ChemCam First Discovery of High Silica Sediments in Gale Crater

Thursday, 17 December 2015
Poster Hall (Moscone South)
Jens Frydenvang1, Patrick James Gasda1, Roger C Wiens2, Horton E Newsom3, John Bridges4, Olivier Gasnault5, Sylvestre Maurice6, Olivier Forni6, Nicolas Mangold7, Agnes Cousin6, Valérie Payré8, Ryan B Anderson9, Igor G. Mitrofanov10, Insoo Jun11, Melissa S Rice12, Ralph Milliken13, Peter Edwards4, David T Vaniman14, Richard V Morris15, David Frederick Blake16, Ralf Gellert17, Lucy M Thompson18, Benton C Clark19, Joel Hurowitz20, Dawn Y Sumner21, Bethany L Ehlmann22, Abigail Fraeman22, Kjartan Münster Kinch23, Morten B Madsen24, Fred Calef25, John P Grotzinger22, Ashwin R Vasavada25 and The MSL Science Team, (1)Los Alamos National Laboratory, Los Alamos, NM, United States, (2)Space Science and Applications, Los Alamos, NM, United States, (3)University of New Mexico Main Campus, Albuquerque, NM, United States, (4)University of Leicester, Leicester, United Kingdom, (5)Universite de Toulouse, Toulouse Cedex 4, France, (6)IRAP, Toulouse, France, (7)LPGN Laboratoire de Planétologie et Géodynamique de Nantes, Nantes Cedex 03, France, (8)University of Lorraine Nancy, Nancy Cedex, France, (9)USGS Astrogeology Science Center, Flagstaff, AZ, United States, (10)Space Research Institute RAS, Moscow, Russia, (11)NASA Jet Propulsion Laboratory, Pasadena, CA, United States, (12)Western Washington University, Bellingham, WA, United States, (13)Brown University, Providence, RI, United States, (14)Planetary Science Institute Tucson, Tucson, AZ, United States, (15)NASA Johnson Space Center, Houston, TX, United States, (16)NASA Ames Research Center, Moffett Field, CA, United States, (17)University of Guelph, Guelph, ON, Canada, (18)University of New Brunswick, Planetary and Space Science Centre, Fredericton, NB, Canada, (19)Space Science Institute Boulder, Boulder, CO, United States, (20)Stony Brook University, Stony Brook, NY, United States, (21)University of California, Davis, Earth and Planetary Sciences, Davis, CA, United States, (22)California Institute of Technology, Pasadena, CA, United States, (23)Niels Bohr Inst p Rockefeller, Copenhagen K, Denmark, (24)Niels Bohr Institute - University of Copenhagen, Copenhagen, Denmark, (25)Jet Propulsion Laboratory, Pasadena, CA, United States
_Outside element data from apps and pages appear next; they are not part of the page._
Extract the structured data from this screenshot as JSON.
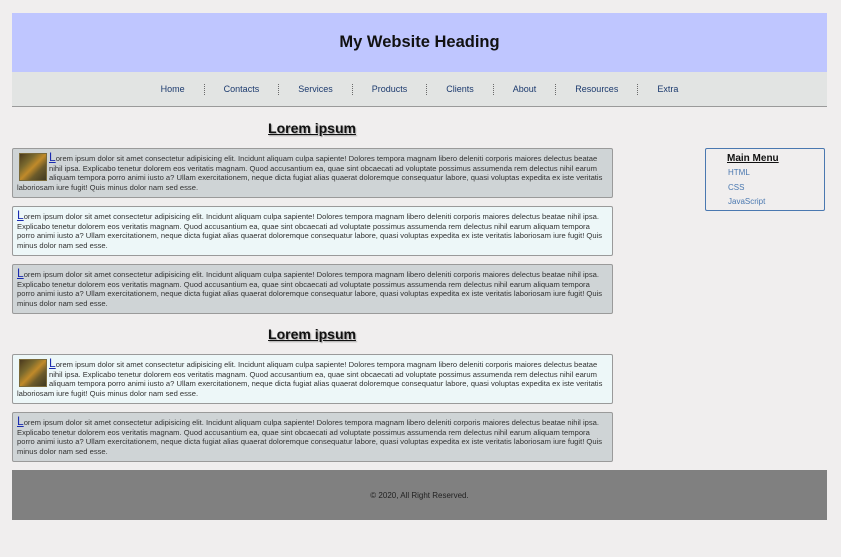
{
  "header": {
    "title": "My Website Heading"
  },
  "nav": [
    {
      "label": "Home"
    },
    {
      "label": "Contacts"
    },
    {
      "label": "Services"
    },
    {
      "label": "Products"
    },
    {
      "label": "Clients"
    },
    {
      "label": "About"
    },
    {
      "label": "Resources"
    },
    {
      "label": "Extra"
    }
  ],
  "sections": [
    {
      "title": "Lorem ipsum",
      "cards": [
        {
          "dropcap": "L",
          "text": "orem ipsum dolor sit amet consectetur adipisicing elit. Incidunt aliquam culpa sapiente! Dolores tempora magnam libero deleniti corporis maiores delectus beatae nihil ipsa. Explicabo tenetur dolorem eos veritatis magnam. Quod accusantium ea, quae sint obcaecati ad voluptate possimus assumenda rem delectus nihil earum aliquam tempora porro animi iusto a? Ullam exercitationem, neque dicta fugiat alias quaerat doloremque consequatur labore, quasi voluptas expedita ex iste veritatis laboriosam iure fugit! Quis minus dolor nam sed esse."
        },
        {
          "dropcap": "L",
          "text": "orem ipsum dolor sit amet consectetur adipisicing elit. Incidunt aliquam culpa sapiente! Dolores tempora magnam libero deleniti corporis maiores delectus beatae nihil ipsa. Explicabo tenetur dolorem eos veritatis magnam. Quod accusantium ea, quae sint obcaecati ad voluptate possimus assumenda rem delectus nihil earum aliquam tempora porro animi iusto a? Ullam exercitationem, neque dicta fugiat alias quaerat doloremque consequatur labore, quasi voluptas expedita ex iste veritatis laboriosam iure fugit! Quis minus dolor nam sed esse."
        },
        {
          "dropcap": "L",
          "text": "orem ipsum dolor sit amet consectetur adipisicing elit. Incidunt aliquam culpa sapiente! Dolores tempora magnam libero deleniti corporis maiores delectus beatae nihil ipsa. Explicabo tenetur dolorem eos veritatis magnam. Quod accusantium ea, quae sint obcaecati ad voluptate possimus assumenda rem delectus nihil earum aliquam tempora porro animi iusto a? Ullam exercitationem, neque dicta fugiat alias quaerat doloremque consequatur labore, quasi voluptas expedita ex iste veritatis laboriosam iure fugit! Quis minus dolor nam sed esse."
        }
      ]
    },
    {
      "title": "Lorem ipsum",
      "cards": [
        {
          "dropcap": "L",
          "text": "orem ipsum dolor sit amet consectetur adipisicing elit. Incidunt aliquam culpa sapiente! Dolores tempora magnam libero deleniti corporis maiores delectus beatae nihil ipsa. Explicabo tenetur dolorem eos veritatis magnam. Quod accusantium ea, quae sint obcaecati ad voluptate possimus assumenda rem delectus nihil earum aliquam tempora porro animi iusto a? Ullam exercitationem, neque dicta fugiat alias quaerat doloremque consequatur labore, quasi voluptas expedita ex iste veritatis laboriosam iure fugit! Quis minus dolor nam sed esse."
        },
        {
          "dropcap": "L",
          "text": "orem ipsum dolor sit amet consectetur adipisicing elit. Incidunt aliquam culpa sapiente! Dolores tempora magnam libero deleniti corporis maiores delectus beatae nihil ipsa. Explicabo tenetur dolorem eos veritatis magnam. Quod accusantium ea, quae sint obcaecati ad voluptate possimus assumenda rem delectus nihil earum aliquam tempora porro animi iusto a? Ullam exercitationem, neque dicta fugiat alias quaerat doloremque consequatur labore, quasi voluptas expedita ex iste veritatis laboriosam iure fugit! Quis minus dolor nam sed esse."
        }
      ]
    }
  ],
  "menu": {
    "title": "Main Menu",
    "items": [
      {
        "label": "HTML"
      },
      {
        "label": "CSS"
      },
      {
        "label": "JavaScript"
      }
    ]
  },
  "footer": {
    "text": "© 2020, All Right Reserved."
  },
  "colors": {
    "header_bg": "#bfc6ff",
    "nav_bg": "#e2e4e3",
    "card_gray": "#cfd4d6",
    "card_light": "#edf7f8",
    "footer_bg": "#808080",
    "link": "#4a78b0"
  }
}
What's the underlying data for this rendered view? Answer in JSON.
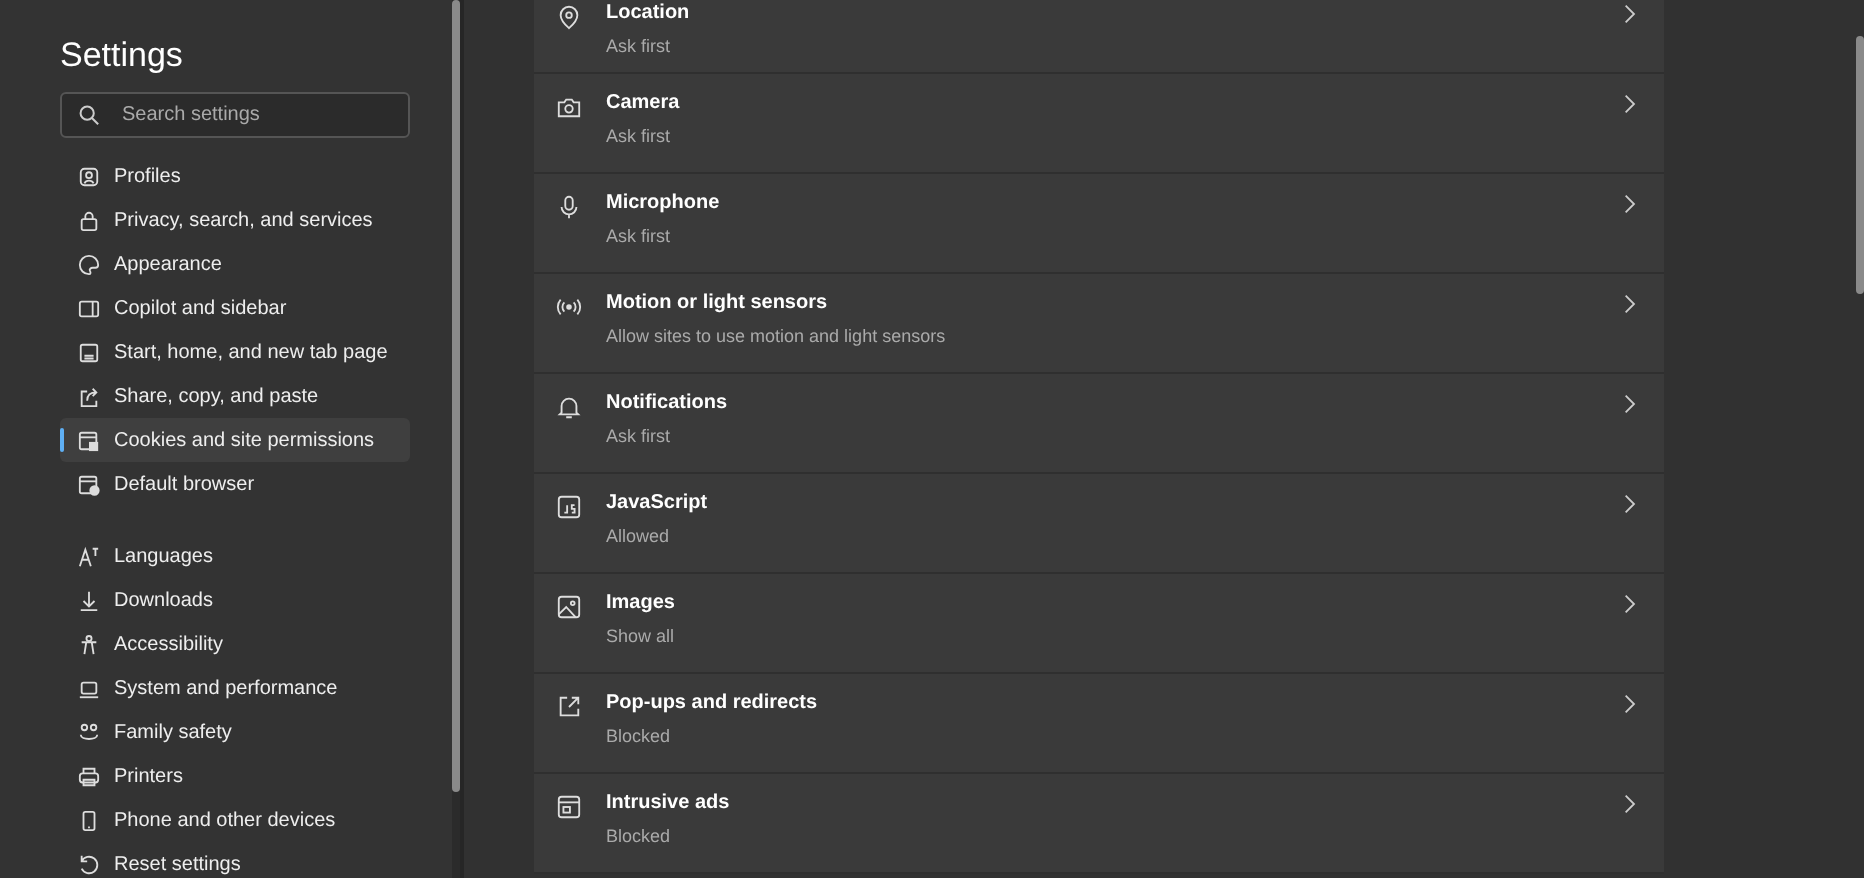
{
  "sidebar": {
    "title": "Settings",
    "search": {
      "placeholder": "Search settings"
    },
    "groups": [
      [
        {
          "label": "Profiles",
          "selected": false
        },
        {
          "label": "Privacy, search, and services",
          "selected": false
        },
        {
          "label": "Appearance",
          "selected": false
        },
        {
          "label": "Copilot and sidebar",
          "selected": false
        },
        {
          "label": "Start, home, and new tab page",
          "selected": false
        },
        {
          "label": "Share, copy, and paste",
          "selected": false
        },
        {
          "label": "Cookies and site permissions",
          "selected": true
        },
        {
          "label": "Default browser",
          "selected": false
        }
      ],
      [
        {
          "label": "Languages",
          "selected": false
        },
        {
          "label": "Downloads",
          "selected": false
        },
        {
          "label": "Accessibility",
          "selected": false
        },
        {
          "label": "System and performance",
          "selected": false
        },
        {
          "label": "Family safety",
          "selected": false
        },
        {
          "label": "Printers",
          "selected": false
        },
        {
          "label": "Phone and other devices",
          "selected": false
        },
        {
          "label": "Reset settings",
          "selected": false
        }
      ]
    ]
  },
  "permissions": [
    {
      "title": "Location",
      "subtitle": "Ask first"
    },
    {
      "title": "Camera",
      "subtitle": "Ask first"
    },
    {
      "title": "Microphone",
      "subtitle": "Ask first"
    },
    {
      "title": "Motion or light sensors",
      "subtitle": "Allow sites to use motion and light sensors"
    },
    {
      "title": "Notifications",
      "subtitle": "Ask first"
    },
    {
      "title": "JavaScript",
      "subtitle": "Allowed"
    },
    {
      "title": "Images",
      "subtitle": "Show all"
    },
    {
      "title": "Pop-ups and redirects",
      "subtitle": "Blocked"
    },
    {
      "title": "Intrusive ads",
      "subtitle": "Blocked"
    }
  ]
}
On sol 991, The Curiosity rover ascended a steep slope to Marias Pass in Gale Crater. Close to the top, ChemCam analyzed the rock target Elk from an apparent bright unit. Utilizing the new elemental calibration implemented for ChemCam in the summer of 2015, four of five points on Elk were measured to contain 76-82 wt% SiO2 and >3 wt% TiO2, whereas the last point showed elevated CaSO4. The Elk target is identified to be part of the Murray formation, and hence related to the Pahrump area mudstones that were subjected to intensive studies by the Curiosity rover team over the sols 758-948. While the Murray formation west of Elk did show elevated SiO2 (~65 wt%) compared to the Pahrump area, no targets with similarly high SiO2 wt% as Elk were observed, thus prompting - together with detection of anomalously high DAN H signals in the same area - the Curiosity rover to return to the Elk target area for additional analyses. This return led to numerous additional high Si observations (targets Pistol, Mary, Shepard, Dublin Gulch and Frog) that all corroborated the initial high Si observation at Elk. Additionally, the Alpha Particle X-ray Spectrometer (APXS) analyzed the target Lamoose and found SiO2 content in excess of 72 wt% and moderately elevated TiO2. Considering the difference in footprint (1.7 cm for APXS vs ~400μm for ChemCam) and the fact that the target couldn’t be brushed, this is considered a good corroboration of the very high Si observed with ChemCam.

These targets suggest that the Elk-area targets represent an end-member of the Murray formation, but there are multiple working hypotheses for the origin of the high SiO2 and TiO2 in these: 1. primary precipitates from the water column of a lake, 2. a post-depositional leaching/weathering front and 3. a hydrothermal silica precipitate.